Jay Garg is a rising senior at Newton South High School, where he is a public forum captain and fourth year debater. He has placed first at the Tim Averill Invitational, Lexington Winter Invitational, Massachusetts State Tournament, and Tournament of Champions. He also placed second at the Yale Invitational and quarter-finaled NCFL Grand Nationals.
While looking at the the first resolution, I resorted to google to determine the exact meanings of three critical words and phrases. Accede — to assent to a treaty. The United Nations Convention on the Law of the Sea (UNCLOS) — a treaty that establishes the responsibilities of a nation regarding the protection of marine environments, the range of ocean in which a country can exploit maritime resources, and the territorial limits of nations.
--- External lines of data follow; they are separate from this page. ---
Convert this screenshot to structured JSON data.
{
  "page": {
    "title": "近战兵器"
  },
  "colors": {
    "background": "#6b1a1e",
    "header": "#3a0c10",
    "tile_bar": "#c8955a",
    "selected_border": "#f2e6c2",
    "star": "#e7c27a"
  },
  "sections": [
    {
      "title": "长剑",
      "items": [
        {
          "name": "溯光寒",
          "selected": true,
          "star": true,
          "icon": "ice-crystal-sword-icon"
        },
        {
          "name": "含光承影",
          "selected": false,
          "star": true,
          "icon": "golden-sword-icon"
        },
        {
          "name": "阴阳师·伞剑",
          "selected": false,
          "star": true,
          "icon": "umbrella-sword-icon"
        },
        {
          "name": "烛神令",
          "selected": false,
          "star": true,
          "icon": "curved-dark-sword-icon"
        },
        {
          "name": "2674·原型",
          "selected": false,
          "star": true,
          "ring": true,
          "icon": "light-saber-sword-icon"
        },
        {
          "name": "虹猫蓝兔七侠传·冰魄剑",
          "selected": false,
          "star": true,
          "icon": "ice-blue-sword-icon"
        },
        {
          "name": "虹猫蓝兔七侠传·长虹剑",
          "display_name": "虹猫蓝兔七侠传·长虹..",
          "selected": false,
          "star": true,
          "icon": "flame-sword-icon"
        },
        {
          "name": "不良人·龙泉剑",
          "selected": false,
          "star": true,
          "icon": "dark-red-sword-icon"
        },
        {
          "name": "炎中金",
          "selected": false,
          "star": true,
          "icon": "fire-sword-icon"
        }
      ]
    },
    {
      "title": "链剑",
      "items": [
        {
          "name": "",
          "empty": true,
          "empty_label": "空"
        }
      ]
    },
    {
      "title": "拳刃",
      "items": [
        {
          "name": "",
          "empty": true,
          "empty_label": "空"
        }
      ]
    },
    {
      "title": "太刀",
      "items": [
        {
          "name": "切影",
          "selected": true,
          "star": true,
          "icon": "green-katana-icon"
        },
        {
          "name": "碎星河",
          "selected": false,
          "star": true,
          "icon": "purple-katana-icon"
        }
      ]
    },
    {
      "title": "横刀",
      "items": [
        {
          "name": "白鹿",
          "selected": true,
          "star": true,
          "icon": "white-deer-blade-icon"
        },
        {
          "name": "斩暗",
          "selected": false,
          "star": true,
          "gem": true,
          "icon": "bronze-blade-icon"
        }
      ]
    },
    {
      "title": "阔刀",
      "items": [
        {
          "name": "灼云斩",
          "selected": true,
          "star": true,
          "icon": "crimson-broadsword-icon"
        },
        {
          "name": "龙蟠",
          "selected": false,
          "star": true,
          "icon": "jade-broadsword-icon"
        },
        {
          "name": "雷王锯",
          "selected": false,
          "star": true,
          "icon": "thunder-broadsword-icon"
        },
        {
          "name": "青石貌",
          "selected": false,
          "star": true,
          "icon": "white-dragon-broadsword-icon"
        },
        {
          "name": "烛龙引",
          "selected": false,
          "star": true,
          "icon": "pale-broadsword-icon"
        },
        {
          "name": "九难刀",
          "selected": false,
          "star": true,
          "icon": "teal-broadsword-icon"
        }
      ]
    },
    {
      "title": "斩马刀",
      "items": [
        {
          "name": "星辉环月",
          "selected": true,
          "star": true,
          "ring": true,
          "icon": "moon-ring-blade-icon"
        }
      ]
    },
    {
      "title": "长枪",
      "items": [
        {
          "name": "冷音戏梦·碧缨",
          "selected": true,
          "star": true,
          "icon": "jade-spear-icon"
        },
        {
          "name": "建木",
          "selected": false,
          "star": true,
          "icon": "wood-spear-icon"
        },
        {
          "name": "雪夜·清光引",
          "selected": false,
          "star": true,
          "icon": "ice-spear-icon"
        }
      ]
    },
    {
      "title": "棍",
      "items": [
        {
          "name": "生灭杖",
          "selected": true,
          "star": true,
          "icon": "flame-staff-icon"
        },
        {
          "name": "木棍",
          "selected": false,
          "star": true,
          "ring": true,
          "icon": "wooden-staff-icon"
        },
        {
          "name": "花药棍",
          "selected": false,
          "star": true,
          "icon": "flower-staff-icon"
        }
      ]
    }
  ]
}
Without Reservations — many UN treaties allow reservations, a policy decision that permits a country to comply with only parts of a treaty if it a condition or clause is unpalatable. Thus, using the words “without reservations” clarifies the action of accession: the United States would be subject to every requirement of the treaty.
There are a number of arguments that this treaty presents. Regulations in the treaty may be beneficial to American environmental interests, but those regulations carry negative consequences for American corporations. The treaty also grants executive power regarding naval boundaries to the United Nations, potentially clarifying contentious boundaries, but also creating the potential for a loss of American resources and control. Acceding to the treaty would improve American moral standing and give us a voice in UN proceedings regarding the rules of the sea, yet it may also oblige the US to assist with the transfer of sensitive technology to other states and to submit to UN revenue redistribution. I worry that this topic opens the door for some hyper-specific, obscure arguments that lead to non-productive debates; however this topic also touches on a number of important topics regarding the role America should play in global politics, policing, environmental reform, and trade.
Final Grade: B+
The shorter of the two topics, Option 2 asks whether “The United States should end its arms sales to Taiwan,” arms sales that have existed since the late 1970s. Like the Okinawa topic from two years ago and last year’s missile defense topic, this resolution will force debaters to examine the relationships between a number of geopolitical actors. Because arms sales to Taiwan are a clear symbol of US commitment to Taiwanese sovereignty and provide a military presence for the United States within China’s sphere of influence, they have traditionally upset the PRC. Consequently, ending arms sales may placify the PRC, opening the door for Sino-US cooperation in Southeast Asia, or it may cause other US allies in the region to fear waning US commitment to their security. Withholding military technologies from Taiwan may force Taiwan to the negotiating table with China, or it could incentivize China to go to war with a weaker Taiwan. While the debate— at least initially— seems to focus on Sino-Taiwanese relations, there are likely significant impacts to Chinese involvement in preventing North Korean aggression, US and Chinese internal politics, and global trade.
Here’s my problem with this resolution: although they carry importance as a symbol, I doubt that US arms sales to Taiwan are truly a causal factor in China’s willingness to go to war, cut off trade relations with the United States, or act more or less aggressively in any tangible way. The protection of the United States exists with or without an additional airplane in the region, and so I worry that this topic opens the door for unproductive debates about nuclear wars that will never happen or a collapse of the global economy that will never take place, especially not because of a couple billion dollars in annual arms sales.
Final Grade: B
What are your thoughts on these topics? Let us know by leaving a comment below!